■ REQUIRED ACTION ■
Copy out all of the records, exactly as they appear.

++++++

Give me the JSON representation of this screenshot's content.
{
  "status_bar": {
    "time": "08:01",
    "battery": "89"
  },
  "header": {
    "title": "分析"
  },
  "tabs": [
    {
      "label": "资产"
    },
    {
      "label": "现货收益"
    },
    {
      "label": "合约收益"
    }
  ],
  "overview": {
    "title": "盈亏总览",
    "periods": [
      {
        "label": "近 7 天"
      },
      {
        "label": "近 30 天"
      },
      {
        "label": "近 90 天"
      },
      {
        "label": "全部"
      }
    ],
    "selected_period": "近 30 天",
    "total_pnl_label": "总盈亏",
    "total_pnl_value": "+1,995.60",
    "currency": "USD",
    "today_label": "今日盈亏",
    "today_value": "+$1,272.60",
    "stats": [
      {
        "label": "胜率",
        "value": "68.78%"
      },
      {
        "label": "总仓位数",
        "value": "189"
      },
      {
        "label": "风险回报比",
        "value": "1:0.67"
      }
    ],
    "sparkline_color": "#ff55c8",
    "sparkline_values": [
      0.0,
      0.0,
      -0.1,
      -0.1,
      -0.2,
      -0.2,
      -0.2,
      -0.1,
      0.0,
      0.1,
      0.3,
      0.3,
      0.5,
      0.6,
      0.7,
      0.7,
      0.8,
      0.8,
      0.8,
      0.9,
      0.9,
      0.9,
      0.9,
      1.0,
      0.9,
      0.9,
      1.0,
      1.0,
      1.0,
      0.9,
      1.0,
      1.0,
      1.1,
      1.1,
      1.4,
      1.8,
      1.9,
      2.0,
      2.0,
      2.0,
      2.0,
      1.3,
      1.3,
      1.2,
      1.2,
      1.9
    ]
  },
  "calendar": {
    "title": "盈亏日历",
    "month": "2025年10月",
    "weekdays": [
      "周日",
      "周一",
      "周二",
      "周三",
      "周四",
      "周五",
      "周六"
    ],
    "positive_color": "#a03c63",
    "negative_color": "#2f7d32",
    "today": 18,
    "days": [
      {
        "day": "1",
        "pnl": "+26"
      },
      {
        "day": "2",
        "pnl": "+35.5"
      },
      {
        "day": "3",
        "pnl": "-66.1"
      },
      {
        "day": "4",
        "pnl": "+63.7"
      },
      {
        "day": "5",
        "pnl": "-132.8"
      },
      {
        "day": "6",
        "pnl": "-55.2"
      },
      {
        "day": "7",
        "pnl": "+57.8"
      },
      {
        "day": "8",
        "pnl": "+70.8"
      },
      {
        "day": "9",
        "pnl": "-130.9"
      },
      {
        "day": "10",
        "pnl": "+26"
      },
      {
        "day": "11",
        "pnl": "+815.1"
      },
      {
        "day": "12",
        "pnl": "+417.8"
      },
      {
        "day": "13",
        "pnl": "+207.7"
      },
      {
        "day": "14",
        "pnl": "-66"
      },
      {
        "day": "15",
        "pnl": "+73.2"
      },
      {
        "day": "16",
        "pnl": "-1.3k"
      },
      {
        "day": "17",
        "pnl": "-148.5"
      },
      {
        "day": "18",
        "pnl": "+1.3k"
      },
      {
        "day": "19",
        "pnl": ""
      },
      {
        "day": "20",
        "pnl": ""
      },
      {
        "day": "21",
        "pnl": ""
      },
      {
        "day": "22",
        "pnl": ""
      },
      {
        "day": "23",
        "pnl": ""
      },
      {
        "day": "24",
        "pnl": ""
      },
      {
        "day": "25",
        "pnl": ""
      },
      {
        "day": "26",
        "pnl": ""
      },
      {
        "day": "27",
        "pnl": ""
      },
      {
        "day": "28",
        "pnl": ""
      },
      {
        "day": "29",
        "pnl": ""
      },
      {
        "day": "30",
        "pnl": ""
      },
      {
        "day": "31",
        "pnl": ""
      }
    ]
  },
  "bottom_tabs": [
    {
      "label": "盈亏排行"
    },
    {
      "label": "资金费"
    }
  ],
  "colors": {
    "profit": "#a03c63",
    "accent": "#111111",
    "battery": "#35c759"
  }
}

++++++

■ SOLUTION TO THIS EXERCISE ■
Give me the JSON representation of this screenshot's content.
{
  "status_bar": {
    "time": "08:01",
    "battery": "89"
  },
  "header": {
    "title": "分析"
  },
  "tabs": [
    {
      "label": "资产"
    },
    {
      "label": "现货收益"
    },
    {
      "label": "合约收益"
    }
  ],
  "overview": {
    "title": "盈亏总览",
    "periods": [
      {
        "label": "近 7 天"
      },
      {
        "label": "近 30 天"
      },
      {
        "label": "近 90 天"
      },
      {
        "label": "全部"
      }
    ],
    "selected_period": "近 30 天",
    "total_pnl_label": "总盈亏",
    "total_pnl_value": "+1,995.60",
    "currency": "USD",
    "today_label": "今日盈亏",
    "today_value": "+$1,272.60",
    "stats": [
      {
        "label": "胜率",
        "value": "68.78%"
      },
      {
        "label": "总仓位数",
        "value": "189"
      },
      {
        "label": "风险回报比",
        "value": "1:0.67"
      }
    ],
    "sparkline_color": "#ff55c8",
    "sparkline_values": [
      0.0,
      0.0,
      -0.1,
      -0.1,
      -0.2,
      -0.2,
      -0.2,
      -0.1,
      0.0,
      0.1,
      0.3,
      0.3,
      0.5,
      0.6,
      0.7,
      0.7,
      0.8,
      0.8,
      0.8,
      0.9,
      0.9,
      0.9,
      0.9,
      1.0,
      0.9,
      0.9,
      1.0,
      1.0,
      1.0,
      0.9,
      1.0,
      1.0,
      1.1,
      1.1,
      1.4,
      1.8,
      1.9,
      2.0,
      2.0,
      2.0,
      2.0,
      1.3,
      1.3,
      1.2,
      1.2,
      1.9
    ]
  },
  "calendar": {
    "title": "盈亏日历",
    "month": "2025年10月",
    "weekdays": [
      "周日",
      "周一",
      "周二",
      "周三",
      "周四",
      "周五",
      "周六"
    ],
    "positive_color": "#a03c63",
    "negative_color": "#2f7d32",
    "today": 18,
    "days": [
      {
        "day": "1",
        "pnl": "+26"
      },
      {
        "day": "2",
        "pnl": "+35.5"
      },
      {
        "day": "3",
        "pnl": "-66.1"
      },
      {
        "day": "4",
        "pnl": "+63.7"
      },
      {
        "day": "5",
        "pnl": "-132.8"
      },
      {
        "day": "6",
        "pnl": "-55.2"
      },
      {
        "day": "7",
        "pnl": "+57.8"
      },
      {
        "day": "8",
        "pnl": "+70.8"
      },
      {
        "day": "9",
        "pnl": "-130.9"
      },
      {
        "day": "10",
        "pnl": "+26"
      },
      {
        "day": "11",
        "pnl": "+815.1"
      },
      {
        "day": "12",
        "pnl": "+417.8"
      },
      {
        "day": "13",
        "pnl": "+207.7"
      },
      {
        "day": "14",
        "pnl": "-66"
      },
      {
        "day": "15",
        "pnl": "+73.2"
      },
      {
        "day": "16",
        "pnl": "-1.3k"
      },
      {
        "day": "17",
        "pnl": "-148.5"
      },
      {
        "day": "18",
        "pnl": "+1.3k"
      },
      {
        "day": "19",
        "pnl": ""
      },
      {
        "day": "20",
        "pnl": ""
      },
      {
        "day": "21",
        "pnl": ""
      },
      {
        "day": "22",
        "pnl": ""
      },
      {
        "day": "23",
        "pnl": ""
      },
      {
        "day": "24",
        "pnl": ""
      },
      {
        "day": "25",
        "pnl": ""
      },
      {
        "day": "26",
        "pnl": ""
      },
      {
        "day": "27",
        "pnl": ""
      },
      {
        "day": "28",
        "pnl": ""
      },
      {
        "day": "29",
        "pnl": ""
      },
      {
        "day": "30",
        "pnl": ""
      },
      {
        "day": "31",
        "pnl": ""
      }
    ]
  },
  "bottom_tabs": [
    {
      "label": "盈亏排行"
    },
    {
      "label": "资金费"
    }
  ],
  "colors": {
    "profit": "#a03c63",
    "accent": "#111111",
    "battery": "#35c759"
  }
}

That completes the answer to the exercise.